The jury heard phone calls between Jalalaty and officials who spoke of the need for the original Bill of Lading and other documents before the container could be released.

Australian Federal Police Sergeant Paul Watt told the jury that a search of Jalalaty's office revealed a document which the businessman is recorded as describing as a "ransom note".

The jury was read a text sent by Jalalaty on April 29 to a member of the Dutch syndicate said to be involved in the plot.

"We just opened the envelope and there are no originals but a demand to pay for wat (sic), I don't know," he texted.

"What the hell is going on?"

In a later phone call between the pair, Jalalaty said he had received copies of the documents, which were not legible, as well as a "ransom letter".

He reads out the letter which says: "Hello man, I am sending the photocopy of the document because 4 the original B/L I must pay the money to these people who cleared the matter for me".

It also said: "If you need the original then your side should pay".

In the phone call, Jalalaty asks the Dutch syndicate member who would have written the letter but he replies he did not know.

"I want to kill this man, I don't know who he is," Jalalaty said.

In another call on the same day, Jalalaty is told to destroy the note and is reassured that the relevant documents are being dealt with.

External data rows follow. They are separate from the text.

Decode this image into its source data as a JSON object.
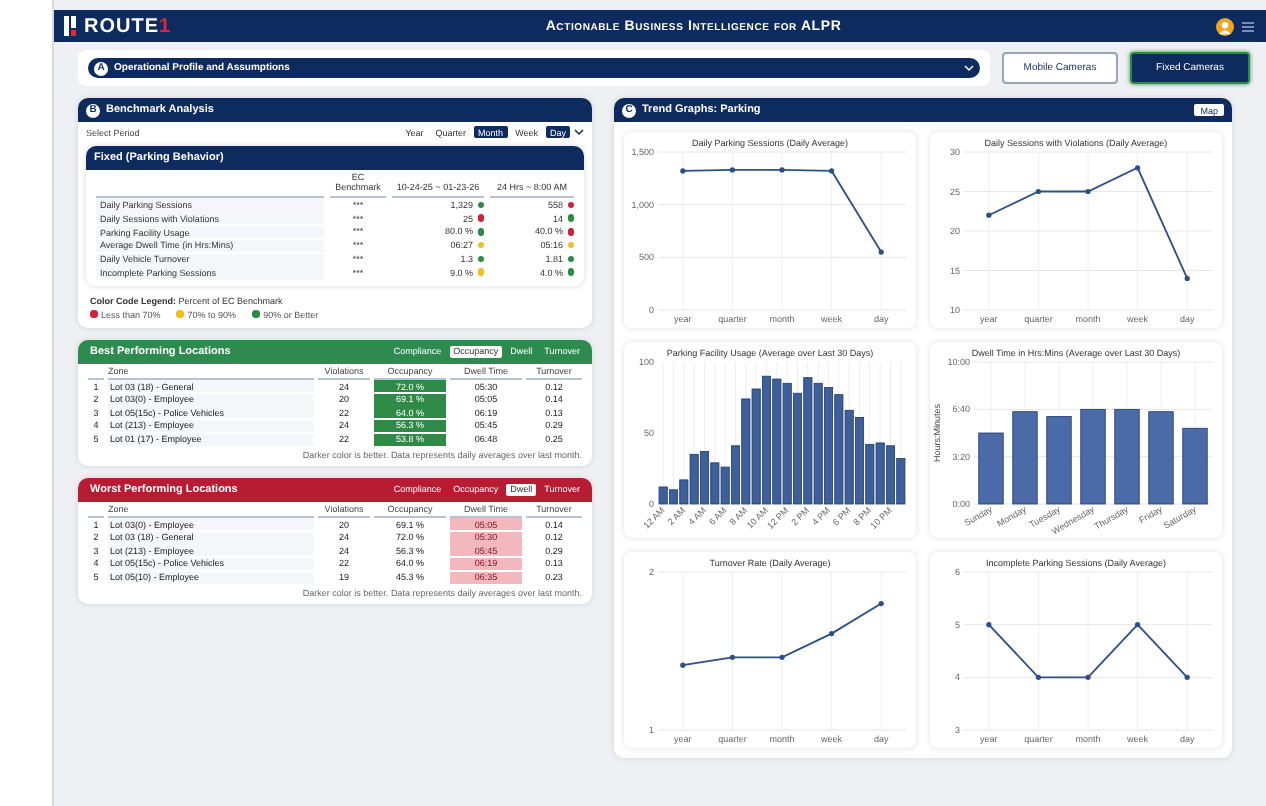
{
  "header": {
    "logo": "ROUTE",
    "logo_accent": "1",
    "title": "Actionable Business Intelligence for ALPR"
  },
  "profile": {
    "letter": "A",
    "label": "Operational Profile and Assumptions",
    "expanded": false
  },
  "camera_tabs": [
    {
      "label": "Mobile Cameras",
      "selected": false
    },
    {
      "label": "Fixed Cameras",
      "selected": true
    }
  ],
  "benchmark": {
    "letter": "B",
    "title": "Benchmark Analysis",
    "period_label": "Select Period",
    "periods": [
      {
        "label": "Year",
        "selected": false
      },
      {
        "label": "Quarter",
        "selected": false
      },
      {
        "label": "Month",
        "selected": true
      },
      {
        "label": "Week",
        "selected": false
      },
      {
        "label": "Day",
        "selected": true
      }
    ],
    "table": {
      "title": "Fixed (Parking Behavior)",
      "columns": [
        "EC Benchmark",
        "10-24-25 ~ 01-23-26",
        "24 Hrs ~ 8:00 AM"
      ],
      "rows": [
        {
          "label": "Daily Parking Sessions",
          "benchmark": "***",
          "values": [
            {
              "text": "1,329",
              "color": "#2e8b46"
            },
            {
              "text": "558",
              "color": "#d0203a"
            }
          ]
        },
        {
          "label": "Daily Sessions with Violations",
          "benchmark": "***",
          "values": [
            {
              "text": "25",
              "color": "#d0203a"
            },
            {
              "text": "14",
              "color": "#2e8b46"
            }
          ]
        },
        {
          "label": "Parking Facility Usage",
          "benchmark": "***",
          "values": [
            {
              "text": "80.0 %",
              "color": "#2e8b46"
            },
            {
              "text": "40.0 %",
              "color": "#d0203a"
            }
          ]
        },
        {
          "label": "Average Dwell Time (in Hrs:Mins)",
          "benchmark": "***",
          "values": [
            {
              "text": "06:27",
              "color": "#f2c01e"
            },
            {
              "text": "05:16",
              "color": "#f2c01e"
            }
          ]
        },
        {
          "label": "Daily Vehicle Turnover",
          "benchmark": "***",
          "values": [
            {
              "text": "1.3",
              "color": "#2e8b46"
            },
            {
              "text": "1.81",
              "color": "#2e8b46"
            }
          ]
        },
        {
          "label": "Incomplete Parking Sessions",
          "benchmark": "***",
          "values": [
            {
              "text": "9.0 %",
              "color": "#f2c01e"
            },
            {
              "text": "4.0 %",
              "color": "#2e8b46"
            }
          ]
        }
      ]
    },
    "legend": {
      "title": "Color Code Legend:",
      "subtitle": "Percent of EC Benchmark",
      "items": [
        {
          "label": "Less than 70%",
          "color": "#d0203a"
        },
        {
          "label": "70% to 90%",
          "color": "#f2c01e"
        },
        {
          "label": "90% or Better",
          "color": "#2e8b46"
        }
      ]
    }
  },
  "best": {
    "title": "Best Performing Locations",
    "color": "#2e8b4f",
    "tabs": [
      {
        "label": "Compliance",
        "selected": false
      },
      {
        "label": "Occupancy",
        "selected": true
      },
      {
        "label": "Dwell",
        "selected": false
      },
      {
        "label": "Turnover",
        "selected": false
      }
    ],
    "columns": [
      "Zone",
      "Violations",
      "Occupancy",
      "Dwell Time",
      "Turnover"
    ],
    "rows": [
      {
        "rank": "1",
        "zone": "Lot 03 (18) - General",
        "violations": "24",
        "occupancy": "72.0 %",
        "dwell": "05:30",
        "turnover": "0.12"
      },
      {
        "rank": "2",
        "zone": "Lot 03(0) - Employee",
        "violations": "20",
        "occupancy": "69.1 %",
        "dwell": "05:05",
        "turnover": "0.14"
      },
      {
        "rank": "3",
        "zone": "Lot 05(15c) - Police Vehicles",
        "violations": "22",
        "occupancy": "64.0 %",
        "dwell": "06:19",
        "turnover": "0.13"
      },
      {
        "rank": "4",
        "zone": "Lot (213) - Employee",
        "violations": "24",
        "occupancy": "56.3 %",
        "dwell": "05:45",
        "turnover": "0.29"
      },
      {
        "rank": "5",
        "zone": "Lot 01 (17) - Employee",
        "violations": "22",
        "occupancy": "53.8 %",
        "dwell": "06:48",
        "turnover": "0.25"
      }
    ],
    "note": "Darker color is better. Data represents daily averages over last month."
  },
  "worst": {
    "title": "Worst Performing Locations",
    "color": "#b71c32",
    "tabs": [
      {
        "label": "Compliance",
        "selected": false
      },
      {
        "label": "Occupancy",
        "selected": false
      },
      {
        "label": "Dwell",
        "selected": true
      },
      {
        "label": "Turnover",
        "selected": false
      }
    ],
    "columns": [
      "Zone",
      "Violations",
      "Occupancy",
      "Dwell Time",
      "Turnover"
    ],
    "rows": [
      {
        "rank": "1",
        "zone": "Lot 03(0) - Employee",
        "violations": "20",
        "occupancy": "69.1 %",
        "dwell": "05:05",
        "turnover": "0.14"
      },
      {
        "rank": "2",
        "zone": "Lot 03 (18) - General",
        "violations": "24",
        "occupancy": "72.0 %",
        "dwell": "05:30",
        "turnover": "0.12"
      },
      {
        "rank": "3",
        "zone": "Lot (213) - Employee",
        "violations": "24",
        "occupancy": "56.3 %",
        "dwell": "05:45",
        "turnover": "0.29"
      },
      {
        "rank": "4",
        "zone": "Lot 05(15c) - Police Vehicles",
        "violations": "22",
        "occupancy": "64.0 %",
        "dwell": "06:19",
        "turnover": "0.13"
      },
      {
        "rank": "5",
        "zone": "Lot 05(10) - Employee",
        "violations": "19",
        "occupancy": "45.3 %",
        "dwell": "06:35",
        "turnover": "0.23"
      }
    ],
    "note": "Darker color is better. Data represents daily averages over last month."
  },
  "trend": {
    "letter": "C",
    "title": "Trend Graphs: Parking",
    "map_button": "Map",
    "charts": [
      {
        "chart_data": {
          "type": "line",
          "title": "Daily Parking Sessions (Daily Average)",
          "grid": true,
          "categories": [
            "year",
            "quarter",
            "month",
            "week",
            "day"
          ],
          "series": [
            {
              "color": "#2b4f86",
              "values": [
                1320,
                1330,
                1330,
                1320,
                550
              ]
            }
          ],
          "ylim": [
            0,
            1500
          ],
          "yticks": [
            0,
            {
              "value": 500,
              "label": "500"
            },
            {
              "value": 1000,
              "label": "1,000"
            },
            {
              "value": 1500,
              "label": "1,500"
            }
          ]
        }
      },
      {
        "chart_data": {
          "type": "line",
          "title": "Daily Sessions with Violations (Daily Average)",
          "grid": true,
          "categories": [
            "year",
            "quarter",
            "month",
            "week",
            "day"
          ],
          "series": [
            {
              "color": "#2b4f86",
              "values": [
                22,
                25,
                25,
                28,
                14
              ]
            }
          ],
          "ylim": [
            10,
            30
          ],
          "yticks": [
            10,
            15,
            20,
            25,
            30
          ]
        }
      },
      {
        "chart_data": {
          "type": "bar",
          "title": "Parking Facility Usage (Average over Last 30 Days)",
          "grid": true,
          "categories": [
            "12 AM",
            null,
            "2 AM",
            null,
            "4 AM",
            null,
            "6 AM",
            null,
            "8 AM",
            null,
            "10 AM",
            null,
            "12 PM",
            null,
            "2 PM",
            null,
            "4 PM",
            null,
            "6 PM",
            null,
            "8 PM",
            null,
            "10 PM",
            null
          ],
          "series": [
            {
              "color": "#3d5f9a",
              "values": [
                12,
                10,
                17,
                35,
                37,
                29,
                26,
                41,
                74,
                81,
                90,
                88,
                85,
                78,
                89,
                85,
                82,
                77,
                66,
                61,
                42,
                43,
                41,
                32
              ]
            }
          ],
          "ylim": [
            0,
            100
          ],
          "yticks": [
            0,
            50,
            100
          ]
        }
      },
      {
        "chart_data": {
          "type": "bar",
          "title": "Dwell Time in Hrs:Mins (Average over Last 30 Days)",
          "grid": true,
          "ylabel": "Hours:Minutes",
          "categories": [
            "Sunday",
            "Monday",
            "Tuesday",
            "Wednesday",
            "Thursday",
            "Friday",
            "Saturday"
          ],
          "series": [
            {
              "color": "#4a6aa8",
              "values": [
                300,
                390,
                370,
                400,
                400,
                390,
                320
              ]
            }
          ],
          "ylim": [
            0,
            600
          ],
          "yticks": [
            {
              "value": 0,
              "label": "0:00"
            },
            {
              "value": 200,
              "label": "3:20"
            },
            {
              "value": 400,
              "label": "6:40"
            },
            {
              "value": 600,
              "label": "10:00"
            }
          ]
        }
      },
      {
        "chart_data": {
          "type": "line",
          "title": "Turnover Rate (Daily Average)",
          "grid": true,
          "categories": [
            "year",
            "quarter",
            "month",
            "week",
            "day"
          ],
          "series": [
            {
              "color": "#2b4f86",
              "values": [
                1.41,
                1.46,
                1.46,
                1.61,
                1.8
              ]
            }
          ],
          "ylim": [
            1,
            2
          ],
          "yticks": [
            1,
            2
          ]
        }
      },
      {
        "chart_data": {
          "type": "line",
          "title": "Incomplete Parking Sessions (Daily Average)",
          "grid": true,
          "categories": [
            "year",
            "quarter",
            "month",
            "week",
            "day"
          ],
          "series": [
            {
              "color": "#2b4f86",
              "values": [
                5,
                4,
                4,
                5,
                4
              ]
            }
          ],
          "ylim": [
            3,
            6
          ],
          "yticks": [
            3,
            4,
            5,
            6
          ]
        }
      }
    ]
  }
}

The trial is continuing before Justice Bruce James.

© 2011 AAP

Additional Reading 3 pages PDF File